According to the Hollywood Reporter, Robertson allegedly sent an email to conservatives over the weekend, reading, "Men should use the men's bathroom and women should use the women's bathroom. Just because a man may 'feel' like a woman doesn't mean he should be able to share a bathroom with my daughter, or yours."
Robertson added, "That used to be called common sense. Now it's called bigoted."
The A&E reality star chalked up the opposition to the bill — which directly targets transgender people — to the "mob mentality of political correctness."
Twitter users weren't impressed (to say the least).
But as disappointing as it might be to hear yet another public figure defend North Carolina's transphobic law, most Twitter users weren't surprised. Earlier this year, Robertson called same-sex marriage "evil" and "wicked" while stumping for former Republican presidential candidate Ted Cruz.
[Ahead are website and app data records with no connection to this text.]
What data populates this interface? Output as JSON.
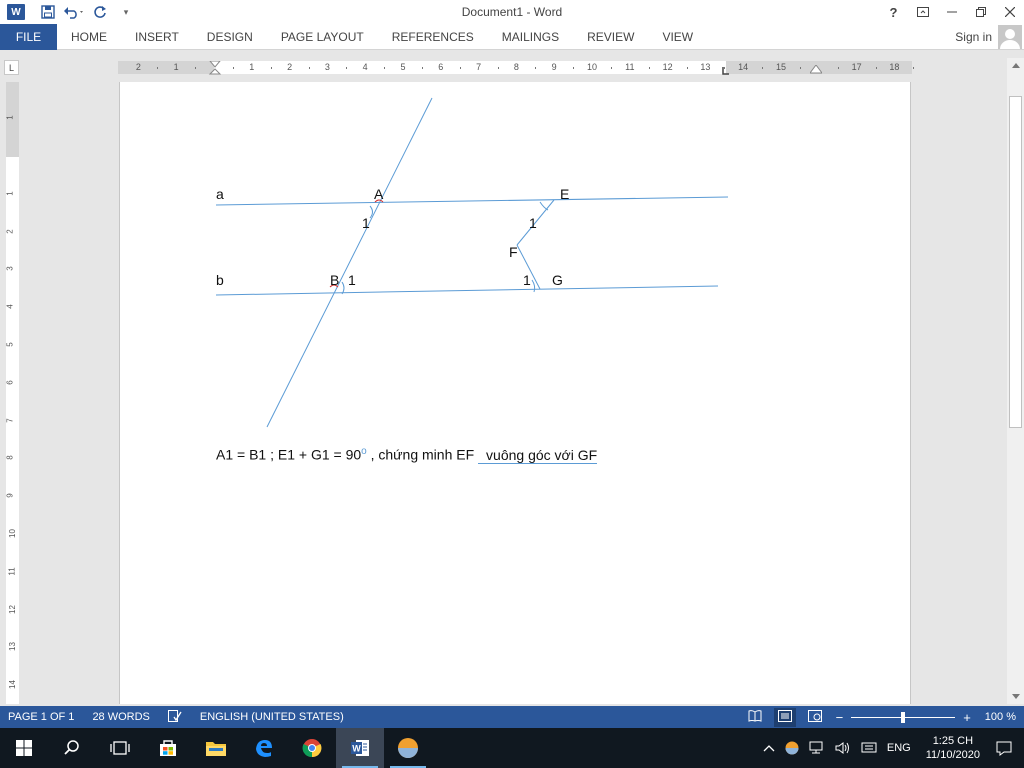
{
  "window": {
    "title": "Document1 - Word",
    "controls": [
      "?",
      "ribbon-display",
      "minimize",
      "restore",
      "close"
    ]
  },
  "qat": {
    "app_icon_label": "W",
    "customize_label": "▾"
  },
  "ribbon": {
    "file_label": "FILE",
    "tabs": [
      "HOME",
      "INSERT",
      "DESIGN",
      "PAGE LAYOUT",
      "REFERENCES",
      "MAILINGS",
      "REVIEW",
      "VIEW"
    ],
    "sign_in": "Sign in"
  },
  "ruler": {
    "corner": "L",
    "h_ticks": [
      "2",
      "1",
      "",
      "1",
      "2",
      "3",
      "4",
      "5",
      "6",
      "7",
      "8",
      "9",
      "10",
      "11",
      "12",
      "13",
      "14",
      "15",
      "",
      "17",
      "18"
    ],
    "v_ticks": [
      "1",
      "",
      "1",
      "2",
      "3",
      "4",
      "5",
      "6",
      "7",
      "8",
      "9",
      "10",
      "11",
      "12",
      "13",
      "14"
    ]
  },
  "figure": {
    "labels": {
      "a": "a",
      "b": "b",
      "A": "A",
      "B": "B",
      "E": "E",
      "F": "F",
      "G": "G",
      "angle_A": "1",
      "angle_B": "1",
      "angle_E": "1",
      "angle_G": "1"
    },
    "line_color": "#5b9bd5"
  },
  "document": {
    "problem": "A1 = B1 ; E1 + G1 = 90",
    "degree": "o",
    "problem_rest": ", chứng minh EF",
    "problem_end": "vuông góc với GF"
  },
  "statusbar": {
    "page": "PAGE 1 OF 1",
    "words": "28 WORDS",
    "language": "ENGLISH (UNITED STATES)",
    "zoom": "100 %",
    "zoom_minus": "−",
    "zoom_plus": "+",
    "zoom_fraction": 0.5
  },
  "taskbar": {
    "tray_lang": "ENG",
    "time": "1:25 CH",
    "date": "11/10/2020"
  },
  "colors": {
    "accent": "#2b579a",
    "taskbar": "#101820"
  }
}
The comments echoed ones Robertson made in 2014, when he said he didn't understand why a man would want to have sex with another man. "But hey, sin: It's not logical, my man," Robertson said at the time.
Recently, the debate has become dicier than even these Twitter users' takedown of Robertson. On Monday, North Carolina legislators filed a suit against the federal government after the Department of Justice issued a warning the week before. Though Attorney General Loretta Lynch deemed the bathroom bill a violation of civil rights, North Carolina legislators are doing everything they can to uphold the law. After issuing a warning to North Carolina lawmakers the week before, attorney general lynch announced Monday the DoJ is suing north carolina for violating the civil rights act after the state filed suit against the federal government Monday to uphold the law.
But on Wednesday, one Twitter user conceded that Robertson made an unexpectedly good point: